Magazine article The Spectator

In a State of Ill Health

Magazine article The Spectator

In a State of Ill Health

Article excerpt

Although the language of dance is universal, dance culture varies considerably from country to country. It is not easy for the dance reviewer to switch from a familiar artistic tradition to a less known one and to assess the latter with the same informed objectivity.

In a letter published in the June issue of Dancing Times, the eminent American dance critic Arlene Croce laments that `casual viewers' -- those not constantly in touch with a particular dance scene often get an incomplete, if not distorted idea of events, companies and performances. This is, according to Croce, the case with the New York City Ballet. The glittering advertising campaign and the `atall-costs' support given more or less arbitrarily by the local media to the ballet master in chief, Peter Martins - a former principal dancer of the company -- provide the `casual viewer' with an unrealistic vision of both the company and its current artistic policies.
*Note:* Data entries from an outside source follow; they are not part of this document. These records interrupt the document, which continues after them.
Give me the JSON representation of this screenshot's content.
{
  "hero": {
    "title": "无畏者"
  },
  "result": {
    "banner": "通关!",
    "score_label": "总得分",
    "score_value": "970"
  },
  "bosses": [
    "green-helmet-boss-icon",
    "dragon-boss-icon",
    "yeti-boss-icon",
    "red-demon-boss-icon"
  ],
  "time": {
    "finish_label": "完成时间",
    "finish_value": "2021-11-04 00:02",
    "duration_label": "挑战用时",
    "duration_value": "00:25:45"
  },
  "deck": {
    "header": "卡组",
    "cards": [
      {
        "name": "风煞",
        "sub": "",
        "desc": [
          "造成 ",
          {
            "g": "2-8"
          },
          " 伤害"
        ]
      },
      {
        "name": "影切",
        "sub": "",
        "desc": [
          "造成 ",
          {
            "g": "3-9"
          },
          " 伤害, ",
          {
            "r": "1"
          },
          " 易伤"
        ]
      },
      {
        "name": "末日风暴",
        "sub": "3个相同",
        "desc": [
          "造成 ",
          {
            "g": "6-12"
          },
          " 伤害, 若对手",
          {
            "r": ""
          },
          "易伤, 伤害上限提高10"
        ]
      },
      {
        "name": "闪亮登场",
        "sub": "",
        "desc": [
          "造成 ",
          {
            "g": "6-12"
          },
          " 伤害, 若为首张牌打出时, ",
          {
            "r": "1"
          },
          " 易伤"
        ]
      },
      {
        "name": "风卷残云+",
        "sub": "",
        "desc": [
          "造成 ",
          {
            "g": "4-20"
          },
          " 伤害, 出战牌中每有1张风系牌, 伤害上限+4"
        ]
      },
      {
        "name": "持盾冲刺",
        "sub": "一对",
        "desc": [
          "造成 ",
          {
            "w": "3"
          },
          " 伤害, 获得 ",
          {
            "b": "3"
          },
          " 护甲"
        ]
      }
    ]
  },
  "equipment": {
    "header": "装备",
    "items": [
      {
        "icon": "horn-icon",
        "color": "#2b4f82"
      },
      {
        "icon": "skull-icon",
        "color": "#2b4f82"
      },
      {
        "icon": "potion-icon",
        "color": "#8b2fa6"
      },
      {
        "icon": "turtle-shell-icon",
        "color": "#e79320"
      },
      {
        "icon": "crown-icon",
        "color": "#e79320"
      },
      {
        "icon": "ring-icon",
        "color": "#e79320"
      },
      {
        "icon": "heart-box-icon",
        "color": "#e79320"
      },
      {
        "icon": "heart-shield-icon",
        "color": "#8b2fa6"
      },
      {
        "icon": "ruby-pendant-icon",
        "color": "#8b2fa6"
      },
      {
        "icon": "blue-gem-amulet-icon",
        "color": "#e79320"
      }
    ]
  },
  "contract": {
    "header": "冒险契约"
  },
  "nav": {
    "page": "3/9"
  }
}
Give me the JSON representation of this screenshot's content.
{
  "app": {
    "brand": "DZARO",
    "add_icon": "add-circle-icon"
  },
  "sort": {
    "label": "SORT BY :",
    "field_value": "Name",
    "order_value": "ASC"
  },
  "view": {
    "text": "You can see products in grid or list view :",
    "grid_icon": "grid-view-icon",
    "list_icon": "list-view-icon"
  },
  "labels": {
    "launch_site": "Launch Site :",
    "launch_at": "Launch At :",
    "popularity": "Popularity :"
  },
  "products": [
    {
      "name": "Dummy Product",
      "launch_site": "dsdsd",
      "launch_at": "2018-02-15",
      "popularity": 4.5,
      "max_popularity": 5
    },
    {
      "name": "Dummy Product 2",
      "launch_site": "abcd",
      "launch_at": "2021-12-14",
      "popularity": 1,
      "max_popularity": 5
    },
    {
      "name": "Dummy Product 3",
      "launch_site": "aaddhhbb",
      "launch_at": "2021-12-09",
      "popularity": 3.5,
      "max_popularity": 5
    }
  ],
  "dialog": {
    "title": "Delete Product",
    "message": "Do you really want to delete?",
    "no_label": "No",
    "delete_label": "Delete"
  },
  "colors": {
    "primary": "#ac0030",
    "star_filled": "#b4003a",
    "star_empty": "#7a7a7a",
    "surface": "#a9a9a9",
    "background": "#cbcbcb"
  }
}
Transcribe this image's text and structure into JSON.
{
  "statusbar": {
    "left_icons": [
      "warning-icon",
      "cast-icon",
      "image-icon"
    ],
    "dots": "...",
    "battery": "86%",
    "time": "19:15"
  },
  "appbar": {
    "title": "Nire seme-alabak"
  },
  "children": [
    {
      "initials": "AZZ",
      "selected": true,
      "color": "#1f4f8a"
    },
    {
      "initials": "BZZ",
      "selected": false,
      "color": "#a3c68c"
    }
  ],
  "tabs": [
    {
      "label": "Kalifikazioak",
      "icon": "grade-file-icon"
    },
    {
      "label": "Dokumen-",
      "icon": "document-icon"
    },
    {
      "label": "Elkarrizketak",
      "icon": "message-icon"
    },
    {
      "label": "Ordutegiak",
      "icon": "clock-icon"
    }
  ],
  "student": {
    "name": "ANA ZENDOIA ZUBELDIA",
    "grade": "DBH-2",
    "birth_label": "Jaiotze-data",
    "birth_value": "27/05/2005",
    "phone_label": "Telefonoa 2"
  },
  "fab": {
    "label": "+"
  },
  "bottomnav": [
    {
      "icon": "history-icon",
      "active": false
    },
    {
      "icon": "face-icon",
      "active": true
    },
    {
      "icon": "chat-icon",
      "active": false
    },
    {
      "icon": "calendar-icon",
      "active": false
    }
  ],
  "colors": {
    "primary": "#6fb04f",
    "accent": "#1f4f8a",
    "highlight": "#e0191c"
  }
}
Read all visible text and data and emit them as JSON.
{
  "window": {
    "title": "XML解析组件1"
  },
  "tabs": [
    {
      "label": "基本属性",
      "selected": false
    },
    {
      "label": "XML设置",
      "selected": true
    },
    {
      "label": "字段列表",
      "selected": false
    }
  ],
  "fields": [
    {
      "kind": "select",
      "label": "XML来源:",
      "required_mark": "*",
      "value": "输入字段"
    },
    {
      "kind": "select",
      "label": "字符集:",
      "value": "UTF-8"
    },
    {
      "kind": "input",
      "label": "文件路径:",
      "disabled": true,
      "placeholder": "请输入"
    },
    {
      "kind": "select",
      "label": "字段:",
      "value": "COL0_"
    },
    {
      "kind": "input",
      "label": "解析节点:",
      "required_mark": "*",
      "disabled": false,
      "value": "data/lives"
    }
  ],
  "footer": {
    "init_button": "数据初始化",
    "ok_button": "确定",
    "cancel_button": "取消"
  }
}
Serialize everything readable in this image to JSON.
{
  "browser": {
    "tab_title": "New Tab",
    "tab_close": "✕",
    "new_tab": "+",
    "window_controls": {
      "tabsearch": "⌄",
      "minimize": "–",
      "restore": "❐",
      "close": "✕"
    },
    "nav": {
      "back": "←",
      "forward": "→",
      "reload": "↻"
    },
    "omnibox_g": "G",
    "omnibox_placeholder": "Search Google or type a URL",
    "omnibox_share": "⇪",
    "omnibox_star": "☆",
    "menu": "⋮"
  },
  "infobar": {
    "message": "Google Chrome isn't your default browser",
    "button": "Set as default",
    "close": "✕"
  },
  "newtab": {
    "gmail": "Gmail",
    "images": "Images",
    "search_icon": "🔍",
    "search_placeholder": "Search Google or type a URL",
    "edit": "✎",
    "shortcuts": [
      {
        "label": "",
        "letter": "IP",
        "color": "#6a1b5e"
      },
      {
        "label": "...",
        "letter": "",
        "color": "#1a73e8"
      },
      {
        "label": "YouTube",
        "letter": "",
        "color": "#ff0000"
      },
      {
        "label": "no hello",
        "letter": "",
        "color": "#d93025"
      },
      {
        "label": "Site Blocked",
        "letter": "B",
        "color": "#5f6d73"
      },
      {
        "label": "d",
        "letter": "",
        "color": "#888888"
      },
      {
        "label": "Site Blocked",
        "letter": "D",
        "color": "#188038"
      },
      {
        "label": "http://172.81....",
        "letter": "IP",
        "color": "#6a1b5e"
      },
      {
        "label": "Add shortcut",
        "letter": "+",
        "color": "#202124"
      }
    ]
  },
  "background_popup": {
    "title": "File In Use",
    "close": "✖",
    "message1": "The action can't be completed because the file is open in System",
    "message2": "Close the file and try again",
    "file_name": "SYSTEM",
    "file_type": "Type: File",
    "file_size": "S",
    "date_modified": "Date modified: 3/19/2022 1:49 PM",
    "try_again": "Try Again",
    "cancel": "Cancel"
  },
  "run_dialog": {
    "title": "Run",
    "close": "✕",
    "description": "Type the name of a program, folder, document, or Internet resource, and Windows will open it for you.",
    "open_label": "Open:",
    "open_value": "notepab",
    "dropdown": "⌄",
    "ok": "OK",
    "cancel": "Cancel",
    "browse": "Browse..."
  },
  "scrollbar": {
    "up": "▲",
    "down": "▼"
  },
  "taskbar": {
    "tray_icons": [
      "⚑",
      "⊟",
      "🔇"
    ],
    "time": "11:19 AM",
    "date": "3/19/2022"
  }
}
Yet not all occasional observers are as blinkered as Croce might think. They might not have her authoritative knowledge of the company and of its repertoire, but they are still able to detect the symptoms of what Croce refers to as the New York City Ballet's `ill health'.

As in the past few years, the 1997 spring season also encompassed different styles which ranged from the company's traditional repertoire to specially commissioned, innovative works, such as the one signed by the French post-modern choreographer Angelin Preljocaj. The thematic and monographic nature of each programme - such as the All Balanchine Program, the All Robbins Program, the All American Music and the New Generation Program - should have offered enough variety to accommodate everyone's taste. It would appear, therefore, that one aspect of the `Martins regime' is gradually to expand the already rich repertoire of the company.

According to what is written in the advertising leaflet for this particular season, in fact, the aim of the so-called Diamond Project (under which the new works were presented) was to extend `the boundaries of the classical ballet repertory' and to celebrate `what makes new work a surprising and thrilling experience'. The shift from a `choreographer's company' namely a dance institution that grew and thrived under the charismatic guidance of a choreographic genius such as George Balanchine - to a `repertoire company' (which combines its distinctive stylistic imprint with diverse artistic formulae) is always difficult. Old and new are seldom compatible and often end up affecting each other in a negative way. In most cases, heading towards new horizons leads inevitably to a gradual loss of the company's own artistic heritage.

Programmes such as the All Balanchine one demonstrated clearly that little is left of the choreographer's stylistic principles. Admittedly, the steps were there and the outstanding choreographic construction of each piece - Allegro Brillante, Pavane, Kammermusik No. 2 and Brahms-Schoenberg Quartet - was still perfectly readable. Yet, style transcends the technical requirements of a given movement vocabulary and, in order to be successfully revived, it requires an attentive reading of that special subtext inserted by the choreographer in his compositions.

Unfortunately, this unique combination of interpretative and qualitative components was missing in the four items on the programme. …

Search by... Author
Show... All Results Primary Sources Peer-reviewed


An unknown error has occurred. Please click the button below to reload the page. If the problem persists, please try again in a little while.